    • Reserve judgment: Listen actively and avoid criticizing, second-guessing, or shaming the youth who confided in you. Never ask “Why didn’t you tell me sooner?” when a teen musters the courage tell. Don’t blame teens for mistakes or misjudgments that may have put them at risk. Let youth know the limits of confidentiality: Inform teens exactly what adults may keep private and what information you may be required to disclose to other authorities. Remain calm and supportive if such information causes the teen to halt or retract the disclosure, and offer anonymous sources of support, such as a helpline.
    • Respect teens’ perspective on the crime: If a youth victim seems to minimize the impact of the crime, you can acknowledge his or her feelings while suggesting that the effects may be more serious than the teen realizes. A victim of crime may resist the message that the victimization is not his or her fault; understand that, by taking responsibility for his or her decisions related to the victimization, a youth victim may be trying to regain some sense of control in the situation.
  3. Get Additional Help

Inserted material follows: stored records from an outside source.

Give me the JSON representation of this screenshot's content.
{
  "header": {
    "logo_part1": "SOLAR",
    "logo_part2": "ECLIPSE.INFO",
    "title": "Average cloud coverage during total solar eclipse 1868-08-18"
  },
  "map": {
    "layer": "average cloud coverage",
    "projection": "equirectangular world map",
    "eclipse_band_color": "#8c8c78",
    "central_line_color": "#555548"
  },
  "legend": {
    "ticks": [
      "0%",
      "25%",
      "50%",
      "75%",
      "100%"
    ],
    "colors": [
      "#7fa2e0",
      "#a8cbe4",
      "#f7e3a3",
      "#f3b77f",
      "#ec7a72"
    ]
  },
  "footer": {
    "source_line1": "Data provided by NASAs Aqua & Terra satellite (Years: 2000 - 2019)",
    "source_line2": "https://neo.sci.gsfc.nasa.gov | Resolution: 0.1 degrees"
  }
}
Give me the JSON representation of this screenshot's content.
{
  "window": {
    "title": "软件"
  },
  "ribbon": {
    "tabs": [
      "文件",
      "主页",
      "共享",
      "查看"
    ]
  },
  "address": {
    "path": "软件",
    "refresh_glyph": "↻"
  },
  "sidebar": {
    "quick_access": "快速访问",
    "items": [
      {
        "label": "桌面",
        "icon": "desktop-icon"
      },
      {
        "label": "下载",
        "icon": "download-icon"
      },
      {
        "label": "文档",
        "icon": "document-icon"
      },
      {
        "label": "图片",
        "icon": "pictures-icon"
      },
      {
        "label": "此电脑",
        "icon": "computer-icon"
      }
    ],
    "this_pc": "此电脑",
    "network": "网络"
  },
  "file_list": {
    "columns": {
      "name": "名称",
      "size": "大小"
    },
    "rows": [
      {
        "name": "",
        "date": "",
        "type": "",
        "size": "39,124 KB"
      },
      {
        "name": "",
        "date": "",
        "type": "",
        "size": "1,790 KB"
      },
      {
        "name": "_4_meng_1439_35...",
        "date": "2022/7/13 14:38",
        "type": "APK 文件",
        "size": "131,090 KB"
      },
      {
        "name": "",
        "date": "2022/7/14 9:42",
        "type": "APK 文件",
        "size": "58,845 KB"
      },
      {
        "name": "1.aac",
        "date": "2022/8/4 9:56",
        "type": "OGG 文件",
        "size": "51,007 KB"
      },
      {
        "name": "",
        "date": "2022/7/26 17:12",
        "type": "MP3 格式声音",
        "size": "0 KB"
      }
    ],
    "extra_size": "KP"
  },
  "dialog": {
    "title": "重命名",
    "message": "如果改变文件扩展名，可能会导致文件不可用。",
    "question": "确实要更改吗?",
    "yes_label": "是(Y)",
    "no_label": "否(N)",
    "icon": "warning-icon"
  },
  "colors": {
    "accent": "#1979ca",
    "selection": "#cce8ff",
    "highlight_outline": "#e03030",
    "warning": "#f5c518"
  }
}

    After providing an immediate, supportive response to a youth who has been victimized, connect him or her to help. After a recent victimization, youth may need medical care, mental health care, child protective services, police intervention, victim advocacy, or other services. You may want to contact:

    • Victim advocates: Specially trained victim advocates may provide youth and their adult caregivers with information and counseling on crime victims’ rights, victim services, and options, including: Safety planning to think through ways to stay safe. 
      • How to report a crime to police or child protective services and what to expect at different points during the process.
      • Emotional support and counseling to heal from victimization.
      • Advocacy and accompaniment while dealing with the educational, medical, social service, and legal systems.
      • Referrals to other helpers and resources.
    • 911: Call the police if you or a youth victim needs emergency help or to report a crime.

References

  1. Shannan M. Catalano, “Criminal Victimization, 2006,” (Washington, DC: Bureau of Justice Statistics), 4, http://www.ojp.usdoj. gov/bjs/pub/pdf/cv06.pdf (accessed August 18, 2009).
  2. Each state has laws requiring certain people to report concerns of child abuse and neglect. While some states require all adults to report their concerns, many states identify specific professionals as mandated reporters; these professionals often include social workers, medical and mental health workers, teachers, and childcare providers. For more information, contact the Child Welfare Information Gateway of the Children’s Bureau, Administration for Children and Families, U.S. Department of Health and Human Services, at www.childwelfare.gov.

This project was supported by Grant No. 2007-VF-GX-K001 awarded by the Office for Victims of Crime, Office of Justice Programs, U.S. Department of Justice. Points of view in this document are those of the author and do not necessarily represent the official position or policies of the U.S. Department of Justice.